Helping science succeed
Helping science succeed

Kristof’s good start

Kudos to Nicholas Kristof for highlighting an important issue in science much more effectively (or at least visibly) than we’ve been able to do so far. Kristof’s February 15th piece in the New York Times (“Professors, We Need You!”) opined about how academia has increasingly insulated itself from the rest of the world by virtue of (in at least some cases) obtuse research written in turgid prose hidden in obscure journals.

Kristof’s criticisms are largely accurate, despite the howls of protest his piece has kicked up in social media circles. Academia is caught on the journal publishing treadmill, and this treadmill—while an important part of the science communication infrastructure—is also causing a great deal of harm to the ability of science to communicate with the general public. nSCI hosted a conference last fall to discuss this very issue (click here to review the proceedings).

But Kristof’s analysis falls short in two important respects. First, the harm being done isn’t limited to public policy debate. This failure to communicate is affecting science itself. It is reducing the ability of science to collaborate, share findings, uncover interdisciplinary applications, and accelerate discovery. And on the public stage, failing to successfully engage the public means less public support for science research funding, less enthusiasm for science education, greater skepticism among policymakers, and much more. So the failure of science to communicate hasn’t just resulted in less engagement of scientists on the public stage. It has also resulted in the slow and steady destruction of the effectiveness and the potential of science.

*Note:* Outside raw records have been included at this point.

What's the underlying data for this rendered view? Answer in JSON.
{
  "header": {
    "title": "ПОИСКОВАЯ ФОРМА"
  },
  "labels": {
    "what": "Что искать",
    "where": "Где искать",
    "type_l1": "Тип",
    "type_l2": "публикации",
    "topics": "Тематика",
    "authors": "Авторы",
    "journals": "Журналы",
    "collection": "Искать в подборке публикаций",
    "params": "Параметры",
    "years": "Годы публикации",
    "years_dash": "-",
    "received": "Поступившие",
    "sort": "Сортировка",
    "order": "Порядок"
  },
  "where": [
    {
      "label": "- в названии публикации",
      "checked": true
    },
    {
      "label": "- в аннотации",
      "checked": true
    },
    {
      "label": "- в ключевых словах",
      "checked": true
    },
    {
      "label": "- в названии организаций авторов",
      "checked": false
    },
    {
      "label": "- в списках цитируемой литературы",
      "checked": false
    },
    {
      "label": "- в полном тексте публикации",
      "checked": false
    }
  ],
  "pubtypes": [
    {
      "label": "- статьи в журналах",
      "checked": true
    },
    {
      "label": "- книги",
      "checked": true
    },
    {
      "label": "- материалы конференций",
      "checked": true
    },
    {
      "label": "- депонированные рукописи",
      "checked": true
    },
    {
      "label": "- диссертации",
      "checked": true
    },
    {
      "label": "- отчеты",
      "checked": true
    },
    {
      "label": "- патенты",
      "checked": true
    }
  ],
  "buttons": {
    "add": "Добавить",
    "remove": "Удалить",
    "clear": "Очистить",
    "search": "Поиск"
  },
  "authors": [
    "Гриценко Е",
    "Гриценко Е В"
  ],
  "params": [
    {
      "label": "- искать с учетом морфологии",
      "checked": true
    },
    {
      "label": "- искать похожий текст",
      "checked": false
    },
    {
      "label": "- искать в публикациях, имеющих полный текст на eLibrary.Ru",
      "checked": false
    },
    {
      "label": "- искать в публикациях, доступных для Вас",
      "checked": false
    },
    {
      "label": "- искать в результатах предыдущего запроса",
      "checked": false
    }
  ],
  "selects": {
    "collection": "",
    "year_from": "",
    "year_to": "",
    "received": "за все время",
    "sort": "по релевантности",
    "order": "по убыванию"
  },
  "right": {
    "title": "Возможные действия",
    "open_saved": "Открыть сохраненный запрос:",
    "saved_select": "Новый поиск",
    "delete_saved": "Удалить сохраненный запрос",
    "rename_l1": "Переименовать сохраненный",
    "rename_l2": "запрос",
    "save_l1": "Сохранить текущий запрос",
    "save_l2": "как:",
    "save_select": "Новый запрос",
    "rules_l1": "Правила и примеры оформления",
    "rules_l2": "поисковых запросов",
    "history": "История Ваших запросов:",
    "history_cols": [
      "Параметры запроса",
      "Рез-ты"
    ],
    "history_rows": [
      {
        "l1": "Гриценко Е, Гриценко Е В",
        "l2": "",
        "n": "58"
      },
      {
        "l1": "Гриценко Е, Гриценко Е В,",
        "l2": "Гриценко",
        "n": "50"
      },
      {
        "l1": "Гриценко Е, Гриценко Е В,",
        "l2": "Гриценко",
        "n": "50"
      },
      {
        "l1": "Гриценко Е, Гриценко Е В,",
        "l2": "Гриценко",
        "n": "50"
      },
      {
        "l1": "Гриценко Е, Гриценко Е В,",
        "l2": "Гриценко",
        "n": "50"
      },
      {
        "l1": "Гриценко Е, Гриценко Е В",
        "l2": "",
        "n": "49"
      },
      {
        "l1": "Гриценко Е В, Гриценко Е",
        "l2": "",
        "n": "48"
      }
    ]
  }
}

The second area where Kristof’s essay misses the mark is that he seems to lay the blame for this communications mess at the feet of professors. This may not have been his intent, but “professors” and “academia” are not interchangeable nouns. The former constitute one of society’s hardest working, and most underpaid, under-appreciated, and idealistic group of citizens. They have devoted their lives to the search for truth and the opportunity to pass along knowledge to the next generation—teachers on steroids who have sacrificed much to follow their dreams. “Academia” on the other hand is an institution with as much bloat and inertia as any other of such size and influence. Traditions in academia are difficult to change.

The communication tradition in academia holds that communication is an afterthought. Do research first, and then put something in writing afterward to satisfy grant requirements or university policies. And make sure to write this in a way that peers understand and expect (which means that readability is relative). Anything more aggressive is either impractical, or not allowed.

It’s not practical because there’s rarely any budget for this kind of work—-which in fact takes us even a step farther back in our criticisms, since almost all science funding in America comes from federal sources like the National Science Foundation, the National Institutes of Health, and the Department of Defense.  The NSF and NIH have not traditionally valued communication modules or programs, although this attitude is slowly changing.

Academic and other research institutions can’t support research communication work themselves because their communications offices rarely have the time, resources or expertise to reach down to the research level. Most of their work is focused on higher level communication issues—university press and public relations—which is why you most often see a press release announcing study results but not a website, a paper written for public consumption, or a network built to connect other researchers in this space.

On the “not allowed” score, the work that researchers are most often compelled to publish (for tenure points, grant requirements and so forth) comes with strings attached. Unless this work is published in an “open access” journal—and the overwhelming majority of science research is not—-then the subscription access journal holds some amount of copyright over this work. These publishers can—and sometimes do—demand that institutions take down materials from their websites that professors have dared to post (thinking that it was okay to do so). Note the recent take-down demands issued across the country by Elsevier, the world’s largest journal publisher. What’s left is federally-funded research, locked up behind pay walls that universities need to pay (again) to access, with the billions of dollars in profits accruing to private publishers. It’s a wacky system, and one that is only very slowly changing but that probably won’t change substantially any time soon without a major market shock of some kind—maybe new open access rules imposed by the federal government (which is happening, but only at the margins).

So to recap: Do professors need to speak out more? Yes. Can they? Not really—not in the current environment. Traditions in academia need to change, the tenure system needs to change, journal publishing needs to change, our federal research funding systems need to change, and new systems need to evolve to replace these displaced systems.

All of this will happen—it needs to happen—but it won’t be as simple as issuing a call to arms. “Professors, We Need You!” is really just skimming the surface of this issue. But it is a good start.